The Ladder to Unconditional Love
Over the last year, I’ve uncovered an extremely powerful tool to eliminate suffering and cultivate love, compassion, ease, and enjoyment. I call it The Ladder to Unconditional Love. It’s based loosely on the Hawaiian prayer Ho’oponopono.
When we're dealing with a situation, person, or thought that leaves us with a stuck or uncomfortable feeling - like fear, anxiety, despair, frustration, anger, resignation, or hatred - we can place ourselves on one of the rungs of this ladder to increase our awareness and open us to a more compassionate and loving feeling.
It doesn’t matter which rung we go to, though I find that the lower rungs are easier than the higher rungs when it comes to dealing with stronger emotional reactions.
Here’s the ladder and the reasoning behind the first few rungs (there's an example of my use of the ladder at the bottom of this post):
“Forgiveness of Other”
We hold onto things that cause us suffering! We feel crappy, and then we blame others for it. It’s like drinking a poison and hoping the other person dies. This rung of the ladder loosens the grip on us of our judgments of others, and allows us to put the past in the past. A powerful result is that we open up to compassion no matter how other people show up. This creates space for us to engage with others intentionally by being responsible for our own feelings.
“Forgiveness of Self”
We hold ourselves to high standards, and we beat ourselves up in small and large ways when we don’t show up the way we think we should. We don’t realize it, but throughout our lives we’ve been building a stack of evidence for how we’re not enough. This rung of the ladder opens us up to self-compassion no matter how we've shown up in life. This creates space for us to show up authentically and responsible in our lives, and it gives us access to living a new narrative.
(Here’s a slightly deeper dive on forgiveness that I wrote last May.)
Most of us can imagine the value of gratitude. It not only opens us emotionally to a more loving feeling, but it also triggers our brain to release dopamine in even the most challenging situations. It trains our brain to associate challenging experiences as a reward, and it warms us to others and ourselves while moving us from being a victim to being a creative agent in our lives.

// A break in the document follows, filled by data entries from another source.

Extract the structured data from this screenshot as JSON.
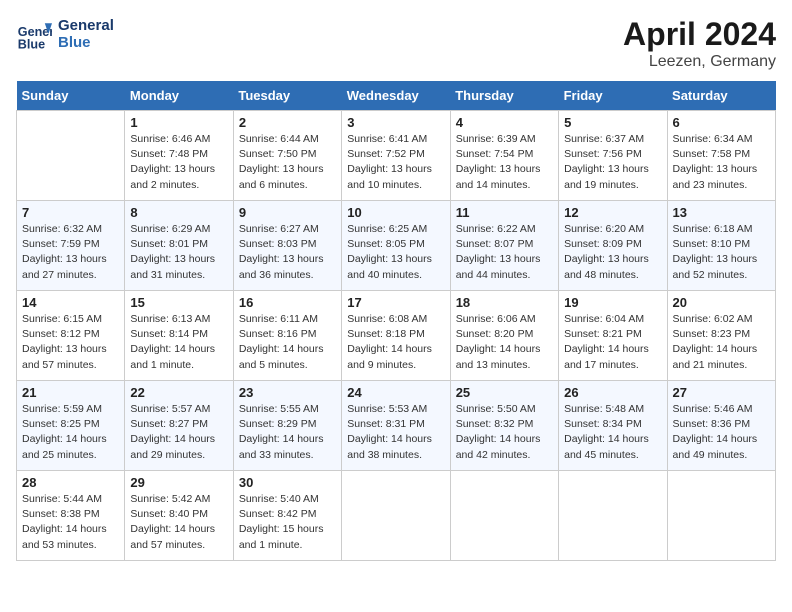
{
  "header": {
    "logo_line1": "General",
    "logo_line2": "Blue",
    "month": "April 2024",
    "location": "Leezen, Germany"
  },
  "weekdays": [
    "Sunday",
    "Monday",
    "Tuesday",
    "Wednesday",
    "Thursday",
    "Friday",
    "Saturday"
  ],
  "weeks": [
    [
      {
        "day": "",
        "sunrise": "",
        "sunset": "",
        "daylight": ""
      },
      {
        "day": "1",
        "sunrise": "Sunrise: 6:46 AM",
        "sunset": "Sunset: 7:48 PM",
        "daylight": "Daylight: 13 hours and 2 minutes."
      },
      {
        "day": "2",
        "sunrise": "Sunrise: 6:44 AM",
        "sunset": "Sunset: 7:50 PM",
        "daylight": "Daylight: 13 hours and 6 minutes."
      },
      {
        "day": "3",
        "sunrise": "Sunrise: 6:41 AM",
        "sunset": "Sunset: 7:52 PM",
        "daylight": "Daylight: 13 hours and 10 minutes."
      },
      {
        "day": "4",
        "sunrise": "Sunrise: 6:39 AM",
        "sunset": "Sunset: 7:54 PM",
        "daylight": "Daylight: 13 hours and 14 minutes."
      },
      {
        "day": "5",
        "sunrise": "Sunrise: 6:37 AM",
        "sunset": "Sunset: 7:56 PM",
        "daylight": "Daylight: 13 hours and 19 minutes."
      },
      {
        "day": "6",
        "sunrise": "Sunrise: 6:34 AM",
        "sunset": "Sunset: 7:58 PM",
        "daylight": "Daylight: 13 hours and 23 minutes."
      }
    ],
    [
      {
        "day": "7",
        "sunrise": "Sunrise: 6:32 AM",
        "sunset": "Sunset: 7:59 PM",
        "daylight": "Daylight: 13 hours and 27 minutes."
      },
      {
        "day": "8",
        "sunrise": "Sunrise: 6:29 AM",
        "sunset": "Sunset: 8:01 PM",
        "daylight": "Daylight: 13 hours and 31 minutes."
      },
      {
        "day": "9",
        "sunrise": "Sunrise: 6:27 AM",
        "sunset": "Sunset: 8:03 PM",
        "daylight": "Daylight: 13 hours and 36 minutes."
      },
      {
        "day": "10",
        "sunrise": "Sunrise: 6:25 AM",
        "sunset": "Sunset: 8:05 PM",
        "daylight": "Daylight: 13 hours and 40 minutes."
      },
      {
        "day": "11",
        "sunrise": "Sunrise: 6:22 AM",
        "sunset": "Sunset: 8:07 PM",
        "daylight": "Daylight: 13 hours and 44 minutes."
      },
      {
        "day": "12",
        "sunrise": "Sunrise: 6:20 AM",
        "sunset": "Sunset: 8:09 PM",
        "daylight": "Daylight: 13 hours and 48 minutes."
      },
      {
        "day": "13",
        "sunrise": "Sunrise: 6:18 AM",
        "sunset": "Sunset: 8:10 PM",
        "daylight": "Daylight: 13 hours and 52 minutes."
      }
    ],
    [
      {
        "day": "14",
        "sunrise": "Sunrise: 6:15 AM",
        "sunset": "Sunset: 8:12 PM",
        "daylight": "Daylight: 13 hours and 57 minutes."
      },
      {
        "day": "15",
        "sunrise": "Sunrise: 6:13 AM",
        "sunset": "Sunset: 8:14 PM",
        "daylight": "Daylight: 14 hours and 1 minute."
      },
      {
        "day": "16",
        "sunrise": "Sunrise: 6:11 AM",
        "sunset": "Sunset: 8:16 PM",
        "daylight": "Daylight: 14 hours and 5 minutes."
      },
      {
        "day": "17",
        "sunrise": "Sunrise: 6:08 AM",
        "sunset": "Sunset: 8:18 PM",
        "daylight": "Daylight: 14 hours and 9 minutes."
      },
      {
        "day": "18",
        "sunrise": "Sunrise: 6:06 AM",
        "sunset": "Sunset: 8:20 PM",
        "daylight": "Daylight: 14 hours and 13 minutes."
      },
      {
        "day": "19",
        "sunrise": "Sunrise: 6:04 AM",
        "sunset": "Sunset: 8:21 PM",
        "daylight": "Daylight: 14 hours and 17 minutes."
      },
      {
        "day": "20",
        "sunrise": "Sunrise: 6:02 AM",
        "sunset": "Sunset: 8:23 PM",
        "daylight": "Daylight: 14 hours and 21 minutes."
      }
    ],
    [
      {
        "day": "21",
        "sunrise": "Sunrise: 5:59 AM",
        "sunset": "Sunset: 8:25 PM",
        "daylight": "Daylight: 14 hours and 25 minutes."
      },
      {
        "day": "22",
        "sunrise": "Sunrise: 5:57 AM",
        "sunset": "Sunset: 8:27 PM",
        "daylight": "Daylight: 14 hours and 29 minutes."
      },
      {
        "day": "23",
        "sunrise": "Sunrise: 5:55 AM",
        "sunset": "Sunset: 8:29 PM",
        "daylight": "Daylight: 14 hours and 33 minutes."
      },
      {
        "day": "24",
        "sunrise": "Sunrise: 5:53 AM",
        "sunset": "Sunset: 8:31 PM",
        "daylight": "Daylight: 14 hours and 38 minutes."
      },
      {
        "day": "25",
        "sunrise": "Sunrise: 5:50 AM",
        "sunset": "Sunset: 8:32 PM",
        "daylight": "Daylight: 14 hours and 42 minutes."
      },
      {
        "day": "26",
        "sunrise": "Sunrise: 5:48 AM",
        "sunset": "Sunset: 8:34 PM",
        "daylight": "Daylight: 14 hours and 45 minutes."
      },
      {
        "day": "27",
        "sunrise": "Sunrise: 5:46 AM",
        "sunset": "Sunset: 8:36 PM",
        "daylight": "Daylight: 14 hours and 49 minutes."
      }
    ],
    [
      {
        "day": "28",
        "sunrise": "Sunrise: 5:44 AM",
        "sunset": "Sunset: 8:38 PM",
        "daylight": "Daylight: 14 hours and 53 minutes."
      },
      {
        "day": "29",
        "sunrise": "Sunrise: 5:42 AM",
        "sunset": "Sunset: 8:40 PM",
        "daylight": "Daylight: 14 hours and 57 minutes."
      },
      {
        "day": "30",
        "sunrise": "Sunrise: 5:40 AM",
        "sunset": "Sunset: 8:42 PM",
        "daylight": "Daylight: 15 hours and 1 minute."
      },
      {
        "day": "",
        "sunrise": "",
        "sunset": "",
        "daylight": ""
      },
      {
        "day": "",
        "sunrise": "",
        "sunset": "",
        "daylight": ""
      },
      {
        "day": "",
        "sunrise": "",
        "sunset": "",
        "daylight": ""
      },
      {
        "day": "",
        "sunrise": "",
        "sunset": "",
        "daylight": ""
      }
    ]
  ]
}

(Here's a slightly deeper dive on acknowledgment that I wrote in April 2021.)
This ladder isn’t meant to condone inappropriate actions. It’s not meant to let others or ourselves off the hook. It’s not meant to make things easier and more positive (though that usually happens). It’s not meant to avoid dealing with uncomfortable, awkward, or inappropriate situations. It’s not meant to keep us small and safe.
This ladder is meant to put us in a place of personal power. It’s meant to help us let go of what bothers us so we can access the deeper parts of ourselves - what we really want, what we really value, and what we’re really committed to.

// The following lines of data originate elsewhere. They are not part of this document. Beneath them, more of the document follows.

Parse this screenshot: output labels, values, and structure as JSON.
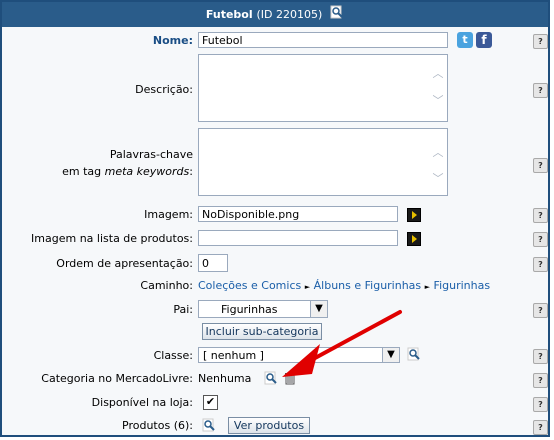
{
  "header": {
    "title": "Futebol",
    "id_text": "(ID 220105)"
  },
  "help_label": "?",
  "fields": {
    "nome_label": "Nome:",
    "nome_value": "Futebol",
    "descricao_label": "Descrição:",
    "palavras_line1": "Palavras-chave",
    "palavras_line2_prefix": "em tag ",
    "palavras_line2_em": "meta keywords",
    "palavras_line2_suffix": ":",
    "imagem_label": "Imagem:",
    "imagem_value": "NoDisponible.png",
    "imagem_lista_label": "Imagem na lista de produtos:",
    "imagem_lista_value": "",
    "ordem_label": "Ordem de apresentação:",
    "ordem_value": "0",
    "caminho_label": "Caminho:",
    "caminho": [
      "Coleções e Comics",
      "Álbuns e Figurinhas",
      "Figurinhas"
    ],
    "pai_label": "Pai:",
    "pai_value": "Figurinhas",
    "incluir_button": "Incluir sub-categoria",
    "classe_label": "Classe:",
    "classe_value": "[ nenhum ]",
    "mercadolivre_label": "Categoria no MercadoLivre:",
    "mercadolivre_value": "Nenhuma",
    "disponivel_label": "Disponível na loja:",
    "disponivel_checked": "✔",
    "produtos_label": "Produtos (6):",
    "ver_produtos_button": "Ver produtos"
  },
  "colors": {
    "header": "#2a5c8a",
    "border": "#1f4e7c",
    "link": "#1a5ea8",
    "arrow": "#e00000"
  }
}
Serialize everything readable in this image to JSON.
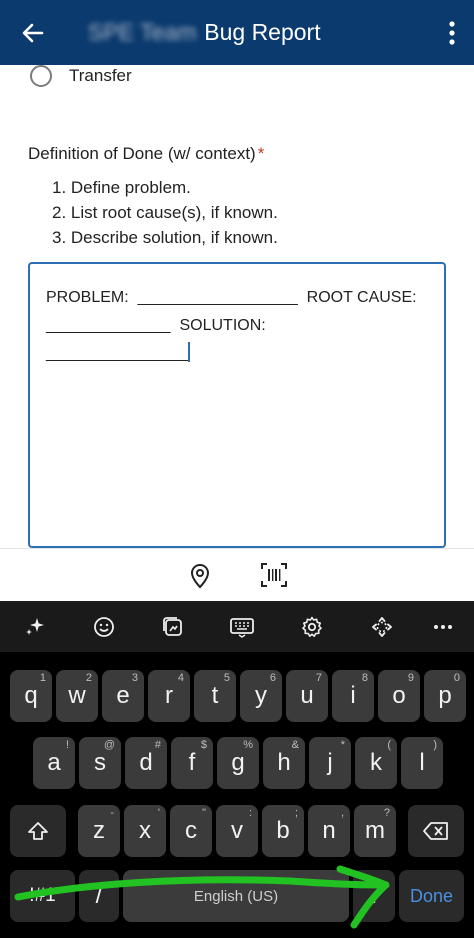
{
  "app_bar": {
    "title_blurred": "SPE Team",
    "title": "Bug Report"
  },
  "form": {
    "radio_option": "Transfer",
    "question": "Definition of Done (w/ context)",
    "required_mark": "*",
    "steps": [
      "1. Define problem.",
      "2. List root cause(s), if known.",
      "3. Describe solution, if known."
    ],
    "answer_text": "PROBLEM:  __________________  ROOT CAUSE:\n______________  SOLUTION:\n________________"
  },
  "keyboard": {
    "tools": [
      "sparkle-icon",
      "emoji-icon",
      "sticker-icon",
      "keyboard-icon",
      "settings-icon",
      "cursor-move-icon",
      "more-icon"
    ],
    "row1": [
      [
        "q",
        "1"
      ],
      [
        "w",
        "2"
      ],
      [
        "e",
        "3"
      ],
      [
        "r",
        "4"
      ],
      [
        "t",
        "5"
      ],
      [
        "y",
        "6"
      ],
      [
        "u",
        "7"
      ],
      [
        "i",
        "8"
      ],
      [
        "o",
        "9"
      ],
      [
        "p",
        "0"
      ]
    ],
    "row2": [
      [
        "a",
        "!"
      ],
      [
        "s",
        "@"
      ],
      [
        "d",
        "#"
      ],
      [
        "f",
        "$"
      ],
      [
        "g",
        "%"
      ],
      [
        "h",
        "&"
      ],
      [
        "j",
        "*"
      ],
      [
        "k",
        "("
      ],
      [
        "l",
        ")"
      ]
    ],
    "row3": [
      [
        "z",
        "-"
      ],
      [
        "x",
        "'"
      ],
      [
        "c",
        "\""
      ],
      [
        "v",
        ":"
      ],
      [
        "b",
        ";"
      ],
      [
        "n",
        ","
      ],
      [
        "m",
        "?"
      ]
    ],
    "symbols_key": "!#1",
    "slash_key": "/",
    "space_label": "English (US)",
    "period_key": ".",
    "done_key": "Done"
  },
  "colors": {
    "app_bar": "#0b3a6e",
    "accent": "#2c6fb5",
    "annotation_arrow": "#22c222"
  }
}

As long as we live our lives as a reaction to situations, people, thoughts, or feelings, we are living our lives at the effect of our circumstances. Living at the effect of our circumstances is living a life of suffering.
The Ladder of Unconditional Love puts us in the driver's seat of our experience, and it invites us to generate positive emotions. Our mood affects our perception, so loosening the grip our circumstances have on our mood is a way to bring more of ourselves - our brilliance, our creativity, and our innate wholeness - to our circumstances.
Pick a rung, any rung. There's no right place to start. No rung is better than another.
The people in your life are worth it. You are worth it. Unconditionally.
Thank you so much for reading. ❤️
Here’s an example of how I might use the ladder:
The other day, my son H said that his haircut looks terrible and that it’s my fault because of something I said to the barber. I immediately got defensive and angrily told him to stop blaming me.
(The irony of this - me blaming him for blaming me! 🤦♂️)
Forgiveness of other:
I forgive H for blaming me.
I forgive H for getting upset.
I forgive H for directing anger towards me.
I forgive the barber for cutting his hair shorter than he wanted.
Forgiveness of self:
I forgive myself for getting mad at H.
I forgive myself for taking his behavior personally.
I forgive myself for judging H.
I forgive myself for judging the barber.
I forgive myself for judging myself as weak and immature.
I forgive myself for being defensive.
I forgive myself for modeling a blaming attitude to my kids.
Thank you, H, for showing me this growth opportunity
Thank you, defensiveness, for seeking to protect me.
Thank you, anger, for seeking to protect me and to teach H a lesson.
Thank you, barber, for providing us this opportunity.
Thank you, life, for always giving me insights into myself and others.
I’m glad that happened.
I’m glad I got defensive.
I’m glad I got angry.
I’m glad H got upset.
I’m glad I got angry.
I’m glad that I now see how I’d rather behave.
I’m glad that I know how to apologize and leave the past in the past.
I’m glad that I know how to grow in any experience.
I love H.
I love that H reacted that way.
I love H’s perspective on his life, on me, and on his haircut.
I love myself.
I love that I got defensive.
I love that I got angry.
I love that we both got upset over something small in the big scheme of things.
I love that life continually shows us where we have room to grow.
I love that I’m a dad who’s committed to unconditionally loving my kids, my wife, and my life.